• [EXERCISE DETAILS]
Copy each line from the records below in which the word "size" is found.

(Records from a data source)
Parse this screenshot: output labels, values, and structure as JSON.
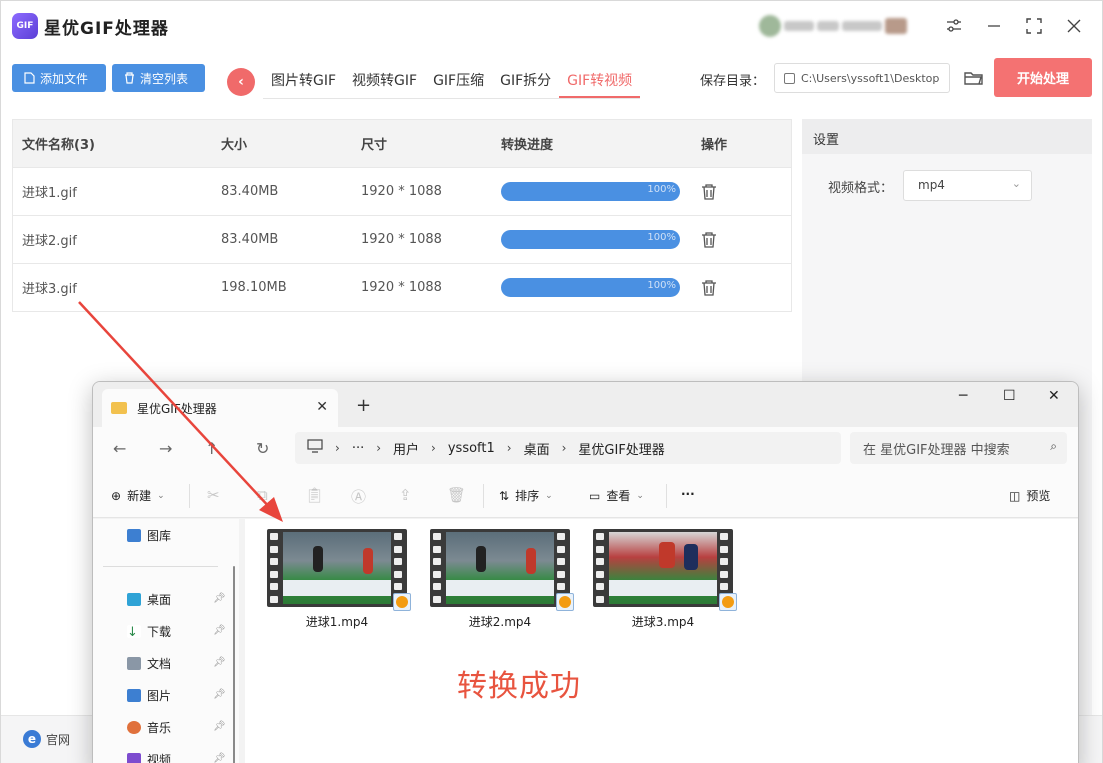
{
  "app": {
    "logo_text": "GIF",
    "title": "星优GIF处理器",
    "add_file": "添加文件",
    "clear_list": "清空列表",
    "tabs": [
      "图片转GIF",
      "视频转GIF",
      "GIF压缩",
      "GIF拆分",
      "GIF转视频"
    ],
    "active_tab": "GIF转视频",
    "save_dir_label": "保存目录：",
    "save_dir_value": "C:\\Users\\yssoft1\\Desktop",
    "start_button": "开始处理",
    "table_headers": {
      "name": "文件名称(3)",
      "size": "大小",
      "dimension": "尺寸",
      "progress": "转换进度",
      "action": "操作"
    },
    "files": [
      {
        "name": "进球1.gif",
        "size": "83.40MB",
        "dimension": "1920 * 1088",
        "progress": "100%",
        "progress_value": 100
      },
      {
        "name": "进球2.gif",
        "size": "83.40MB",
        "dimension": "1920 * 1088",
        "progress": "100%",
        "progress_value": 100
      },
      {
        "name": "进球3.gif",
        "size": "198.10MB",
        "dimension": "1920 * 1088",
        "progress": "100%",
        "progress_value": 100
      }
    ],
    "settings_title": "设置",
    "video_format_label": "视频格式：",
    "video_format_value": "mp4",
    "footer_link": "官网",
    "accent_color": "#f06a6a",
    "progress_color": "#4a90e2"
  },
  "explorer": {
    "tab_title": "星优GIF处理器",
    "breadcrumb": [
      "用户",
      "yssoft1",
      "桌面",
      "星优GIF处理器"
    ],
    "search_placeholder": "在 星优GIF处理器 中搜索",
    "cmd_new": "新建",
    "cmd_sort": "排序",
    "cmd_view": "查看",
    "cmd_more": "···",
    "cmd_preview": "预览",
    "nav_items": [
      {
        "label": "图库",
        "icon": "gallery-icon",
        "pinned": false
      },
      {
        "label": "桌面",
        "icon": "desktop-icon",
        "pinned": true
      },
      {
        "label": "下载",
        "icon": "download-icon",
        "pinned": true
      },
      {
        "label": "文档",
        "icon": "document-icon",
        "pinned": true
      },
      {
        "label": "图片",
        "icon": "pictures-icon",
        "pinned": true
      },
      {
        "label": "音乐",
        "icon": "music-icon",
        "pinned": true
      },
      {
        "label": "视频",
        "icon": "video-icon",
        "pinned": true
      }
    ],
    "files": [
      {
        "name": "进球1.mp4"
      },
      {
        "name": "进球2.mp4"
      },
      {
        "name": "进球3.mp4"
      }
    ]
  },
  "annotation": {
    "text": "转换成功",
    "color": "#e8543f"
  }
}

• [EXPECTED ANSWER]
      "size": "大小",
        "size": "83.40MB",
        "size": "83.40MB",
        "size": "198.10MB",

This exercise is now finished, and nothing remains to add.